As a part of the green building movement, recycling has found it’s way into architecture. It is a small thing for building designers to add some extra floor space next to trash bins for recycling. There are some impressive signs available for recycle bins to clarify what goes into what bin. I have even seen interactive TV screens that take the confusion out of multiple trash receptacles.
Large scale food services now have the option of diverting table scraps into a composting digester unit that turns waste food into electricity or natural gas (your choice) plus fertilizer for lawns and gardens.

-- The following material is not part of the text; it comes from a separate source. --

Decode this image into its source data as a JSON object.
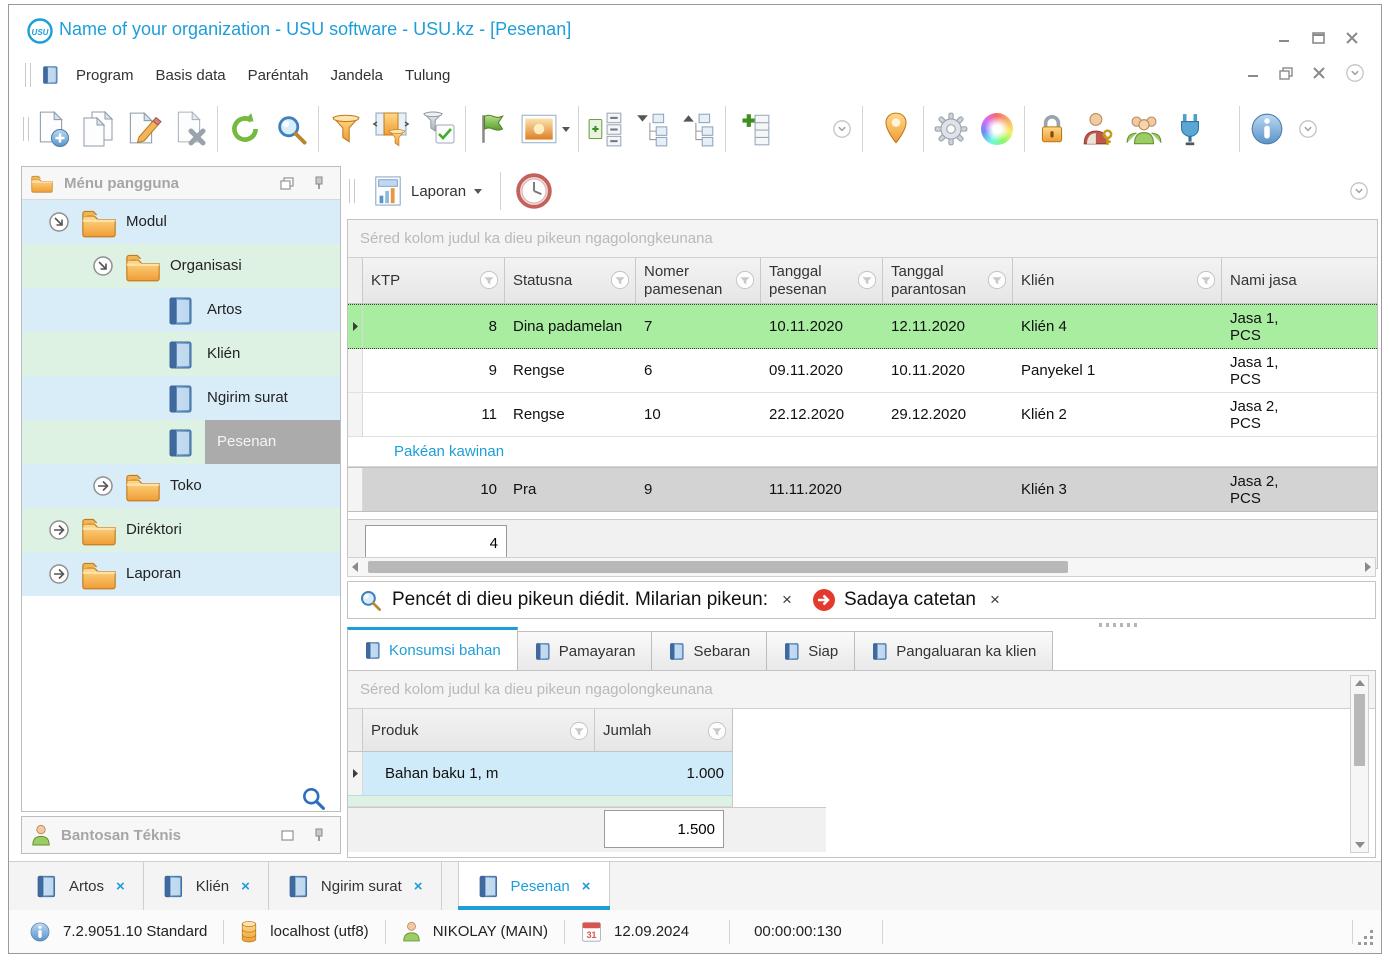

Rising costs of trash removal have brought about consultants who reduce trash for companies. One technique that trash reduction consultants use is Pre-cycling. This means to re-purpose things. Creative use of recycling, composting, and pre-cycling can reduce trash burdens on homes, institutions, and corporations to near zero. This saves money with regards to trash removal but it also reduces bad air that leaks out of trash dumps.
Here is an example of pre-cycling: In my neighborhood, there are plenty of citrus trees. Each year, homeowners wind up throwing away large quantities of un-used citrus from their trees. Even now, with a local composting service (converting community-wide kitchen scraps and yard scraps into natural gas), even with this local service, there is still something worthwhile to do with excess citrus. One puts citrus peels (no pulp-just peels) into a glass jar in the refrigerator and adds white vinegar. In a couple of days, one has fully functional citrus cleaner for use in a variety of cleaning/handwashing tasks. Note that is is a natural cleaner with no harmful or toxic chemicals added to it.
Our weekly trash around my home office has changed greatly through this past year. Now, only about 15% of our weekly trash goes to the landfill.